Students, Alumni React to Trump’s Muslim Ban


Earlier today, thousands gathered at JFK International Airport to protest the detaining of 12 people from the list of seven majority-Muslim countries covered in Trump’s executive order from yesterday. This order has suspended all immigration from Iraq, Syria, Iran, Sudan, Yemen, Libya and Somalia for the next 90 days, regardless of visa and permanent resident status. The order also bans entry of all refugees for the next 120 days and the entry of Syrian refugees indefinitely.

Among those at JFK earlier today was Casey Smith ’17, who gives more information about what’s going on there:
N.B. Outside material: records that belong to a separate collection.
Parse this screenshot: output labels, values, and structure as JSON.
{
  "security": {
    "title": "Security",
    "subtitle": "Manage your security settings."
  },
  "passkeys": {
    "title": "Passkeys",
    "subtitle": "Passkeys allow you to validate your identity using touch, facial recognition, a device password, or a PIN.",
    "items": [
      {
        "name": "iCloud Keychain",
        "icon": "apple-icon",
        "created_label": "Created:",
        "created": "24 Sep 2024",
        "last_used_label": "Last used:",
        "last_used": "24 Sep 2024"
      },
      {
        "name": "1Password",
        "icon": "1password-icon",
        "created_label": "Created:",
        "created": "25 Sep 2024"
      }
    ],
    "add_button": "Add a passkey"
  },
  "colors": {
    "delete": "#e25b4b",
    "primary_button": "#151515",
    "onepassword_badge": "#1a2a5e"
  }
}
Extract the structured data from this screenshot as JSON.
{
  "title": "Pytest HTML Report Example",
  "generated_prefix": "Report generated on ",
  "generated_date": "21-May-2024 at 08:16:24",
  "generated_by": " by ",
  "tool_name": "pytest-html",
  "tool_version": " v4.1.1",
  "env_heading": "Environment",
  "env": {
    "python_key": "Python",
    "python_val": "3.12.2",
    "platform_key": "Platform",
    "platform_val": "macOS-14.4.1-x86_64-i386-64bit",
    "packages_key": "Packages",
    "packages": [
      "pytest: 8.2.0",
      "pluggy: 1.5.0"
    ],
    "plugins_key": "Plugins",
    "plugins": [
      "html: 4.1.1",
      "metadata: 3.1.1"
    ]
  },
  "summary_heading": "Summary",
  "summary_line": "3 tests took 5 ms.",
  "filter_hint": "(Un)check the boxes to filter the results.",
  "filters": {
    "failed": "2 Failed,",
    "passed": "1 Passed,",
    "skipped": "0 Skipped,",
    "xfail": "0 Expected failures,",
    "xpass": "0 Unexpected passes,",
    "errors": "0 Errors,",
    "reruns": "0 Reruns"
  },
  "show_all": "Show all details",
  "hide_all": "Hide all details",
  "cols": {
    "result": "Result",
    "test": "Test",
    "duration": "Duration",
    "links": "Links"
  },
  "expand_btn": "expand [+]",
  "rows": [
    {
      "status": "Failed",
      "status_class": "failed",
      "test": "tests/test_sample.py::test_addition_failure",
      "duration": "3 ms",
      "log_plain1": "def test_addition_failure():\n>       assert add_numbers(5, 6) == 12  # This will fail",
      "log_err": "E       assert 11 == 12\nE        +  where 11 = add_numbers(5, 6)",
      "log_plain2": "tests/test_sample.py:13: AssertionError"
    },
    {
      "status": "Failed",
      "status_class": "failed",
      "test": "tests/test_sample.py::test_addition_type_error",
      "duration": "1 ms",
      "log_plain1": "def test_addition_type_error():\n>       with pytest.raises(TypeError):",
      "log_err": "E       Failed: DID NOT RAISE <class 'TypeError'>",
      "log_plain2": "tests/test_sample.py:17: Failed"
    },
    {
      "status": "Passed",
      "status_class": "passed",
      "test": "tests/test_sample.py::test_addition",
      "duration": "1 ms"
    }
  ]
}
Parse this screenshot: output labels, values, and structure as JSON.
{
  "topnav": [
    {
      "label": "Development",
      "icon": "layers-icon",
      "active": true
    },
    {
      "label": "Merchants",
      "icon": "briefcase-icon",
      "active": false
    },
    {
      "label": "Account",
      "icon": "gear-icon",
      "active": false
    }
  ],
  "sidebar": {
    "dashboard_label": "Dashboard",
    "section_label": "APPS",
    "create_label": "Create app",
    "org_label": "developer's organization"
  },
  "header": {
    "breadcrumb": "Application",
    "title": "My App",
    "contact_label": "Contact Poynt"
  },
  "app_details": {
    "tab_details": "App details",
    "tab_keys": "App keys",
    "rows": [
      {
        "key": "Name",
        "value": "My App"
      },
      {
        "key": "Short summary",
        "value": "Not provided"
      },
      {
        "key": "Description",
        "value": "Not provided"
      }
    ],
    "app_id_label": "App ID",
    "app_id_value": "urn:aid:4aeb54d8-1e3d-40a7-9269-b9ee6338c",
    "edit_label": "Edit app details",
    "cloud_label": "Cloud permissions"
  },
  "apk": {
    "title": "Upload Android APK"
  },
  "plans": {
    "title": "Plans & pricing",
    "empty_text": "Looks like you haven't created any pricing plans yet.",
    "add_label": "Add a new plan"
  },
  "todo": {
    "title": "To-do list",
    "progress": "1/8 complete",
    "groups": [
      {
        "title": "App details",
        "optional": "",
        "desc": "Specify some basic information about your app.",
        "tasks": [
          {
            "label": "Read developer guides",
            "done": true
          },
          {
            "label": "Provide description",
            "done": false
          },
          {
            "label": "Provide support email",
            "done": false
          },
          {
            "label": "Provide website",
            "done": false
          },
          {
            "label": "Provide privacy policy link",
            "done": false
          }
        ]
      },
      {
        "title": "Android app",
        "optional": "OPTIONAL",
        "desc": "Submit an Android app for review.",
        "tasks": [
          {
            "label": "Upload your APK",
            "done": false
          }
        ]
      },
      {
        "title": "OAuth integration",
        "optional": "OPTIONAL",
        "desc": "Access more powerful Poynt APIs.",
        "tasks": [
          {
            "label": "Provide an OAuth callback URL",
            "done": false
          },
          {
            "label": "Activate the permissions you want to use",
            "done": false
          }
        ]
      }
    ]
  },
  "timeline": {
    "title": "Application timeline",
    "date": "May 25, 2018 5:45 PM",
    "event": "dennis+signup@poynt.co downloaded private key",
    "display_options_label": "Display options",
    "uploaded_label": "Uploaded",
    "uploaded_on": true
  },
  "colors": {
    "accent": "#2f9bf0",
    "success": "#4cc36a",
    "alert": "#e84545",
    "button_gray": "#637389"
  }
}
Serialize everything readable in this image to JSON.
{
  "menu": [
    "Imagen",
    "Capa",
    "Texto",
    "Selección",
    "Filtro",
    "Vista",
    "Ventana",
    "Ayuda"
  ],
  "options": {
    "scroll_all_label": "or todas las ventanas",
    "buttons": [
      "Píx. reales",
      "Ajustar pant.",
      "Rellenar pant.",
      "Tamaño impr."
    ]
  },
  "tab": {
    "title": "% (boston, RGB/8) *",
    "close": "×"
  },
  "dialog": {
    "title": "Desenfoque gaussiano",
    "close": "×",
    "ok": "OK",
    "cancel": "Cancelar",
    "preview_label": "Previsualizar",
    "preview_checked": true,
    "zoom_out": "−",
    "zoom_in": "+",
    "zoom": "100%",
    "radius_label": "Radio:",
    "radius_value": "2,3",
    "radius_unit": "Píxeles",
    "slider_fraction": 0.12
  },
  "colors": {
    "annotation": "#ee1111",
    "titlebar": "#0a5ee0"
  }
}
At least a dozen refugees and immigrants from the now-banned Muslim-majority countries were detained by Customs and Border Patrol inside JFK and more–unclear how many–were detained at airports around the country. The protests were posted on Facebook by immigrants’ rights and human rights activists, including Linda Sarsour. Lawyers from the International Refugee Assistance Project and the ACLU were inside the airport, by the arrivals gate, working to get in touch with the detained refugees. At the time of writing one Iraqi refugee had been released but the others were still detained. Congresswoman Nydia Velazquez (NY-7) was inside the airport and at the protests all day to advocate for CBP to release the refugees. Protestors shouted “no ban, no wall” and that immigrants/refugees/Muslims are welcome here.

Smith also said that it is important that those who are directly affected by the ban be centered in conversations about the policy. Read past the jump for reactions to the news:

According to reports, there is currently a court case being heard for an injunction to the ban. Several students and alumni have responded to this news on twitter:

If you are looking for ways to be of assistance in the wake of Trump’s , check out Lily Herman ’16‘s twitter thread above for ways to help those affected by this executive order. Consider donating to the International Refugee Assistance Project, and the ACLU (who filed a lawsuit this morning, challenging the order).

At around 7:30pm, protesters gathered at Cadman Plaza in Brooklyn, where an emergency hearing for several detainees took place:

According to activist Linda Sarsour on Twitter (at 8:55PM EST), a U.S. District Court Judge Ann Donnelly just granted stay to detained refugees, as a result of the ACLU lawsuit:

In the wake of today’s news, it needs to be said that Wesleying is committed to publishing information, perspectives, photos, videos, and other media for and about any in the Wesleyan community who are resisting the Trump regime. Never hesitate to send in tips at staff[at]wesleying[dot]org. Also, consider writing in.

(Visited 11 times, 1 visits today)